Although the black power movement could have appeared to slow down the progress of civil rights campaigns like it had done in the early 60s, it created a new wave of radical ideas that forced the nation to react. Within 1965-68, it was not just the Black Power movement that emerged, there were several other events that must also be considered as factors that diminished the civil rights campaigns. The issues however, that the civil rights campaign aspired to were still very much in the minds of politicians and decision makers. African Americans (AA) realised that even though constitutional and legal equality had been attained their lives largely remained unchanged. In 1964 the Civil Rights Act was passed and in 1965 as did the Voting Rights Act.
History Practice Controlled Assessment: ‘To what extent has the contribution of Martin Luther King to the advancement of black Americans between 1954 and 1968 been exaggerated?’ On 6th December 1865, the 13th amendment to the American Constitution was passes, leading to the abolition of slavery. However whilst slavery was abolished, the black people of America still faced harsh racism and had very little rights. During the period of 1954-1968, many people were campaigning for an advancement of black Americans. These people wanted equal civil rights for blacks as white Americans had. One such person was Martin Luther King.

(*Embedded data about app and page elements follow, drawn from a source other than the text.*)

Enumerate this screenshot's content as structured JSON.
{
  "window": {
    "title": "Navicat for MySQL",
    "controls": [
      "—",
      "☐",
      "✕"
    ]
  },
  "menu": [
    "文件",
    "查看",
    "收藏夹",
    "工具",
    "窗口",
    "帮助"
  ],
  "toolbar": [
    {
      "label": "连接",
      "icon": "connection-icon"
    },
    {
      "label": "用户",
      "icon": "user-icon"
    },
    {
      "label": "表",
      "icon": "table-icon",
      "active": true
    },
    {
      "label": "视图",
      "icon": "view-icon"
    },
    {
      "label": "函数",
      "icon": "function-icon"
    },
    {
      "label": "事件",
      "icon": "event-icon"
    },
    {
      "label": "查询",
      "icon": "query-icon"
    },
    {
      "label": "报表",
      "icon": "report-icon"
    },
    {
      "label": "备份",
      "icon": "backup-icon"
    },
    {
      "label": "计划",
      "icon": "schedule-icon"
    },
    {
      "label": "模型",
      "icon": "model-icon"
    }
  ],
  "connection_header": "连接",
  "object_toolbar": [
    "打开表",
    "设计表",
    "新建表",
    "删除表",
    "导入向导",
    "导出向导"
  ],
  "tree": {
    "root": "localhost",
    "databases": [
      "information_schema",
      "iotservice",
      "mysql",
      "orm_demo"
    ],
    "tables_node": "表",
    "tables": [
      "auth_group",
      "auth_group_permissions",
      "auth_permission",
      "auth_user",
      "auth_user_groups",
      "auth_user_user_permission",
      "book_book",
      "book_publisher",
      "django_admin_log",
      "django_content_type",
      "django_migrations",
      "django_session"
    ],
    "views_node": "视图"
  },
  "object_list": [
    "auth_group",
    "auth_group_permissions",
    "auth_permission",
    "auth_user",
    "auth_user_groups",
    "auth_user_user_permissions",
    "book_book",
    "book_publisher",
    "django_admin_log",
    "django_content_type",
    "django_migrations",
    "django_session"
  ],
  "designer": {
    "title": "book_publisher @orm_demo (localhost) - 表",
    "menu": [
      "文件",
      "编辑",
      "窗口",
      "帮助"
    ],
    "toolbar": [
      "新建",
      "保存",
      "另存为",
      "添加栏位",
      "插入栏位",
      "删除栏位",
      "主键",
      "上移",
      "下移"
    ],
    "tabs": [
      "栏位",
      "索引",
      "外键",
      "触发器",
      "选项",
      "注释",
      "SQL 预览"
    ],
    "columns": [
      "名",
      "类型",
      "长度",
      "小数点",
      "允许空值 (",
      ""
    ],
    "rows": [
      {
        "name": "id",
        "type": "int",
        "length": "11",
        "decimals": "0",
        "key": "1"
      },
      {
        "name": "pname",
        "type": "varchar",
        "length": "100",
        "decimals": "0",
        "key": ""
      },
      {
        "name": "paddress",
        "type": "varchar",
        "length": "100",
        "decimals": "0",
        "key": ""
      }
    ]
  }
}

“The forgotten Man”, the famous speech by William Graham Sumner, points his idea about the social problems in late nineteenth century and early twenties. In his point of view, if A and B came up with an idea to force C to do something to help D who is suffering from some problems, C would be the forgotten man. Sumner’s idea, to some extent, supports Jim Crow Law. During the reconstructive, the society didn’t reach the point of equality of the two races, instead it became even worse in many places all over the country. The Civil War only ended the slavery, not racism.
The Constitution, until recently, did not apply to blacks; blacks feel they deserve payments from 310 years of slavery, destruction to their minds and culture. Dr. Martin Luther King's dilemma in the United States was of a different kind. He was torn between his identity as a Black man of African descent and his identity as an American. He urged Americans to judge based on the content of the character not by skin color and also believed in non-violent protests. Martin Luther King Jr’s main perspective during the fight on racism was equality.
We have made great strides in the fact that currently we have a black president. How long will it take before we have a female president? Hopefully we will progress into the future with the idea of equality for everyone. Some programs like head start, snap, and unemployment benefits, which disproportionately affect minorities, are facing funding cuts. As our economy flounders, so does the want to aid our government